Childhood trauma and my inability to sing

Childhood trauma and my inability to sing

I love music.

I start most days by sticking in earphones and heading out for a bus. I then spend all day in work with my headphones on. At home in the evenings I always have music blaring and as I get into bed every night I stick on Jeff Buckley's 'Grace'.

Over the last two years I've listened to over 200,000 hours of music (according to Spotify, and it’s mostly Gojira).

The one thing I never do, however, is sing along.

Even if I'm home alone and blasting classic 80s sing-a-long cracker 'Time of my life' from Dirty Dancing, I just can't bring myself to belt out a verse or two.

This is very much a case of crippling self consciousness coupled with childhood trauma.

When I was in fourth class (age 10 or so) I had this teacher. Mrs Walsh was her name and I have more vivid memories of her than any other teacher I had at that time.

She was one of the older teachers in the school, quite short and frail, with a slight hunch and dirty blonde hair. She stank of coffee and had a small brass block that she would bang off her desk when she wanted silence.

I can't help but wonder if that is just the child's eye image I have of her... Would a photograph  match the horrible caricature of a human I have in my head?

Anyway, Mrs Walsh was also the school's music teacher.  She would take groups of students from different classes and form a choir that sung religious songs (because Catholic schools in Ireland). Part of her process was to go around the class, student by student, make each one of us stand up and sing in front of everyone. An X-Factor sort of thing.

It was horrible. I still remember waiting in abject terror as my turn approached. I knew I couldn't sing. I knew it would be embarrassing. I knew there was absolutely nothing I could do about it.

When my turn came I did stand up, face glowing hot pink, and spit out a couple of lines. I felt shit afterwards and I hated that fucking bitch for making me do it.

Two decades have passed and not much has changed. Even when I'm blackout drunk I struggle to find the courage to sing (though it has happened a couple of times that I barely remember).

I'm actually only realizing as I write this how severe the problem is, since I can actually look back over my entire life and recall the times I've sang. The grand total is around three. Once in that class and twice while pissed drunk. I even struggled to join a chorus of Happy Birthday for my five year old niece the other day. Jesus...

What does it all mean?

We hold on to some weird stuff from our childhoods.

I used the word 'trauma' pretty lightly in the title there (clickbait am I right?) and obviously children that suffer actual trauma carry it to adulthood, how could they not?

Right now I'm more interested in those little things that for some reason cling to our psyches despite their general insignificance.

How many of our behaviors have been severely impact by some tiny childhood event that we didn't even notice?

Maybe you're cautious with money because you made a bad decision with your pocket money once when you were eight years old.

What if you're attracted to a certain type of man / woman because you watched 'Saved by the Bell' as a twelve year old (Oh Kelly, you deserved so much better than Zac)? 

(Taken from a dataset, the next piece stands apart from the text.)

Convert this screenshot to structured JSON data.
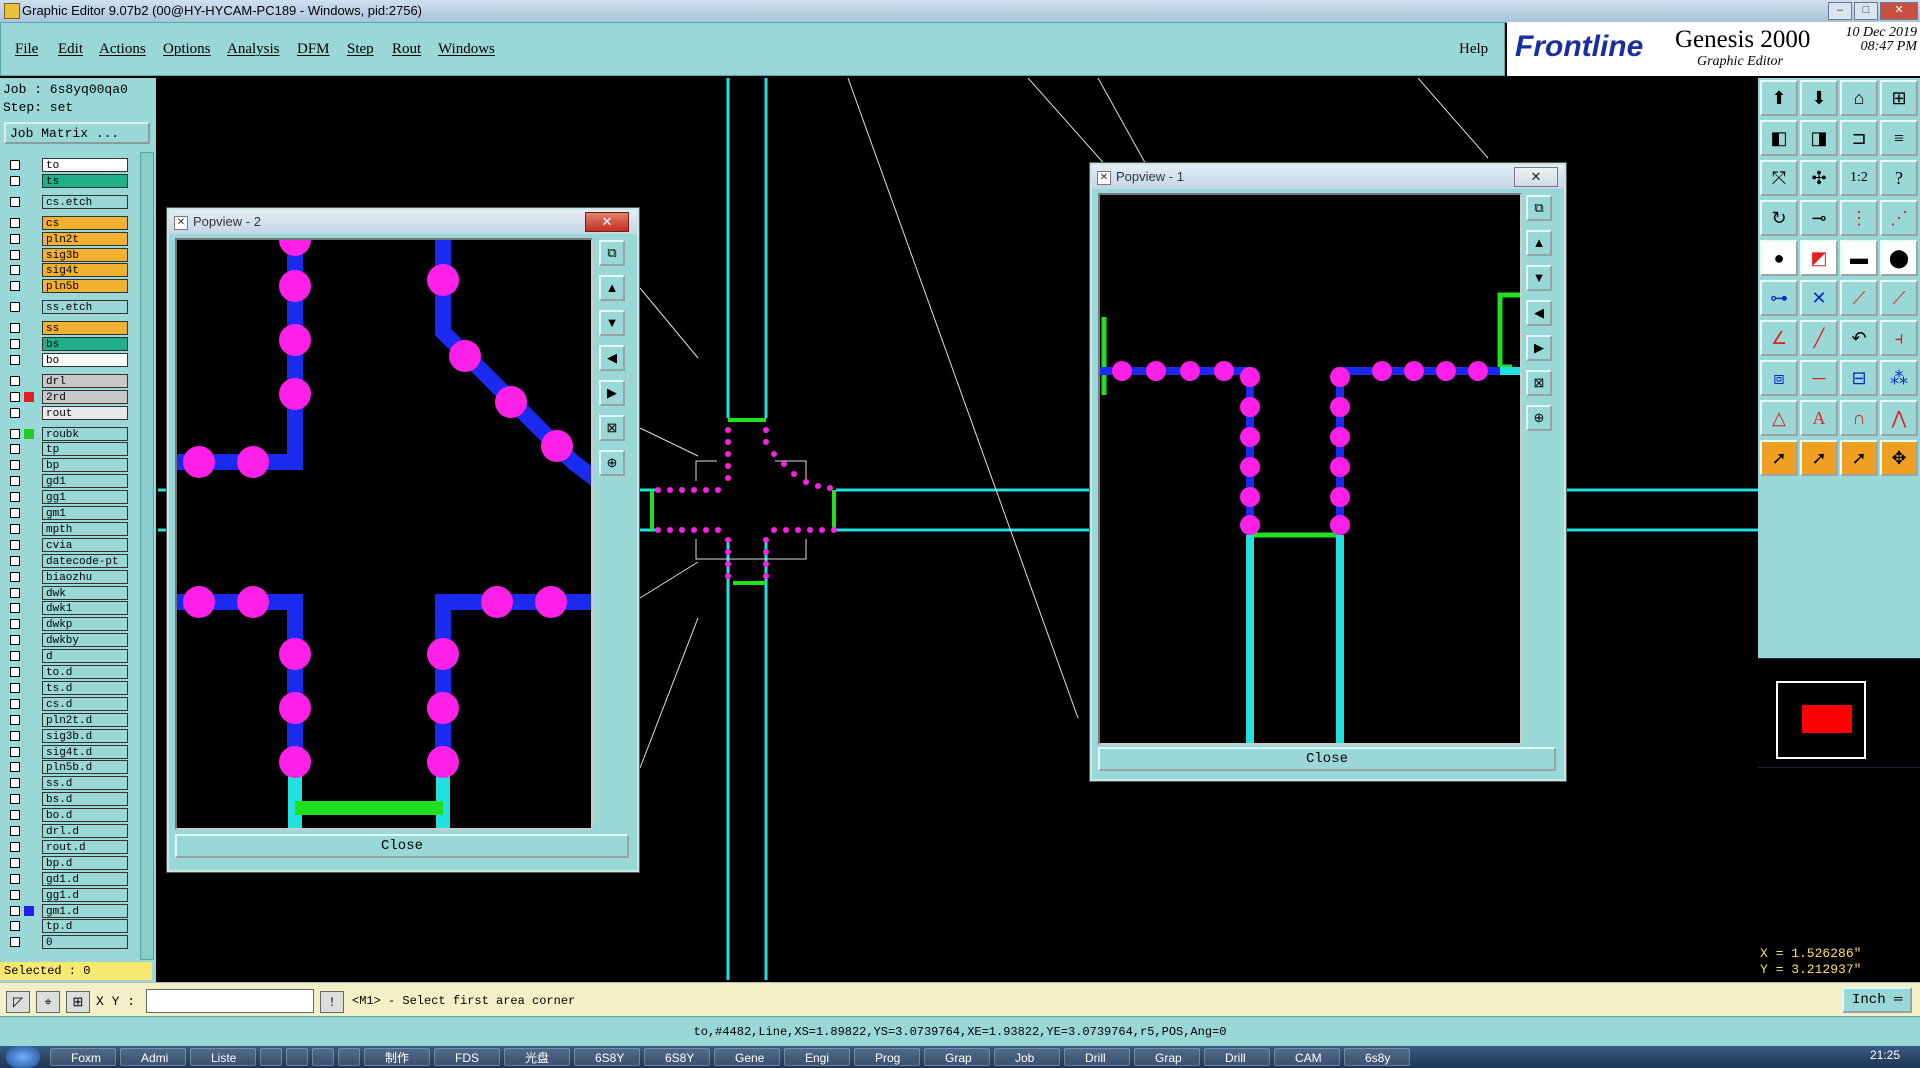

What if you hate authority because some teacher embarrassed you as a seven year old (not looking at anyone in particular... Mrs Feeney!)?

The point is this: it's surprisingly easy to find yourself behaving in some specific way because of your surroundings or various influential events in your life.

This fact is exploited by marketing and advertising companies all the time. Gargantuan brands like Coke and McDonalds spend millions just getting their logo in front of you so that it has an impact on the decision making part of your brain. It's also well documented that tech leaders in the silicon valley do not let their children use social media, because they know that the technology they built will have negative long term affects on them.

We are environmental sponges and right now our environment is a jungle of marketing (of both people and products) and advertising. Do 'influencers' inform your decisions on a daily basis? How about brand familiarity? So much of it is subconscious that we struggle to even tell if we're being manipulated.

Ok, so that took a bit of an anti-capitalist turn there are the end. The thing is you don't need to burn it all down and go full communist, you just need to be aware. Make your own decisions. Actively avoid having your strings pulled by some corporate entity. Also, the less advertising you ingest the better, so reduce your social media usage or get yourself an ad blocker.

A random walk

A random walk

Nu Gender - People, Pronouns and Power Metal

Nu Gender - People, Pronouns and Power Metal